As you are probably aware, a saxophone’s plating and finishing do have an effect on the sound of the instrument. Does the same hold true for mouthpieces as silver-plated ones have a greater pitch than gold-plated ones? The quick response is no. Why then would manufacturers plate mouthpieces and incur that additional expense? Let’s investigate this conundrum.

Why are Saxophone Mouthpieces Plated?

The primary reason that mouthpieces are plated is to protect the mouthpiece’s raw copper or brass, which might have serious negative health effects if played on. These include allergic responses, lead leaching, and metallic toxicity such as brass poisoning. You should consider having the mouthpiece replated when the plating starts to wear away, for example, when the bite plate comes off.

Refacing is another step that the mouthpiece must go through when the plating begins to wear away; however, not every expert who does replating also performs refacing.

Not to mention, there’s a chance that refacing might have a bad impact on the mouthpiece’s sound if the specialist doesn’t have a lot of experience. In order for the repairmen to have experience, you need make sure that the business you choose has high ratings, is well-established, and has been operational for a considerable amount of time.

How to Apply Mouthpiece Patches?

To start, carefully clean your mouthpiece with soap and water.

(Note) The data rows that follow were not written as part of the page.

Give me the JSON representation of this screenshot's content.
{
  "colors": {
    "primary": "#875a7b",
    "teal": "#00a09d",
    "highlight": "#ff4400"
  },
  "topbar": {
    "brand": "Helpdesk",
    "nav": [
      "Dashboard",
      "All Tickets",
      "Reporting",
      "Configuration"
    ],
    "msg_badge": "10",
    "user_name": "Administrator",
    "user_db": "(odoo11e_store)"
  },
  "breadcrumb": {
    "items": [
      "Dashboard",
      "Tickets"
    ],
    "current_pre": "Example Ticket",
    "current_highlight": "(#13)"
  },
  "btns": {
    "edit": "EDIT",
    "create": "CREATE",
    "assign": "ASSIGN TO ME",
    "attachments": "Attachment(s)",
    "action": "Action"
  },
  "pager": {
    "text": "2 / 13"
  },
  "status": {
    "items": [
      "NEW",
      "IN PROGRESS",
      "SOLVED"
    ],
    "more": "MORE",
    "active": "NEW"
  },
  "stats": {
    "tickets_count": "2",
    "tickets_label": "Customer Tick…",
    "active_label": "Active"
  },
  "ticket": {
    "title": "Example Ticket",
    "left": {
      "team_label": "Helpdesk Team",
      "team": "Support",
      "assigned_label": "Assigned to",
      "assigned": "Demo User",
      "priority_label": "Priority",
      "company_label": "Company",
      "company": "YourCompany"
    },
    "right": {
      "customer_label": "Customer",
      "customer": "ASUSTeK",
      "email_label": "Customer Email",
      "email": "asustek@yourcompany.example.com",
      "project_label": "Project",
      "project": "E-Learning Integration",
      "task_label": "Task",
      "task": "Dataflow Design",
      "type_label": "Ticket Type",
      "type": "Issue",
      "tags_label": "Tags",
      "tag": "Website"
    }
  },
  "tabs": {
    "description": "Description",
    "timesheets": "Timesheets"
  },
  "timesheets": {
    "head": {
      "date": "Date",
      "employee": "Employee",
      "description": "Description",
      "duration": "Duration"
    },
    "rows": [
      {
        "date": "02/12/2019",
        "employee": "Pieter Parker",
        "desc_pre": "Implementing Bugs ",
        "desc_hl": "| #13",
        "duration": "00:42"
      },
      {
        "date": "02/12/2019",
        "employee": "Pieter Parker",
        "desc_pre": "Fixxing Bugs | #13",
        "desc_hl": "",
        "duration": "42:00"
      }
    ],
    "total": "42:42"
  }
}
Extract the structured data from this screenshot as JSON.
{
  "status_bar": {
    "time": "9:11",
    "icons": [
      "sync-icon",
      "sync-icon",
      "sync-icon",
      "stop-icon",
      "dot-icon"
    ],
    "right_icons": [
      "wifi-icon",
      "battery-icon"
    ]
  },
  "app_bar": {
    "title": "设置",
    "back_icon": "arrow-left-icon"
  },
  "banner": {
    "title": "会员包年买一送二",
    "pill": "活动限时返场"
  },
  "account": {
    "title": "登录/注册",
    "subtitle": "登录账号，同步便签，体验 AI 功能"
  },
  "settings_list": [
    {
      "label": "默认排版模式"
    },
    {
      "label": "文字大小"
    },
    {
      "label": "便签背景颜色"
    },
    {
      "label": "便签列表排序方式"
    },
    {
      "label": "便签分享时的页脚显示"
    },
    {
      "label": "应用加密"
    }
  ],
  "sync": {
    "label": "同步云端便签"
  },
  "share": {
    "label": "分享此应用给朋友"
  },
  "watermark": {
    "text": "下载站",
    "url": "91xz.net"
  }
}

For further disinfection, you may submerge it in hydrogen peroxide for a minute. However, keep in mind that you should use chemicals with caution to prevent damage to the metal plating. Additionally, use warm water since hot water may cause your mouthpiece to get discolored.

Peel the patch off after that, being careful not to touch the glue with your fingers. Align the patch with the mouthpiece beak after that, leaving a few millimeters at the tip. The patch should now be firmly pressed down to secure it before you begin practicing.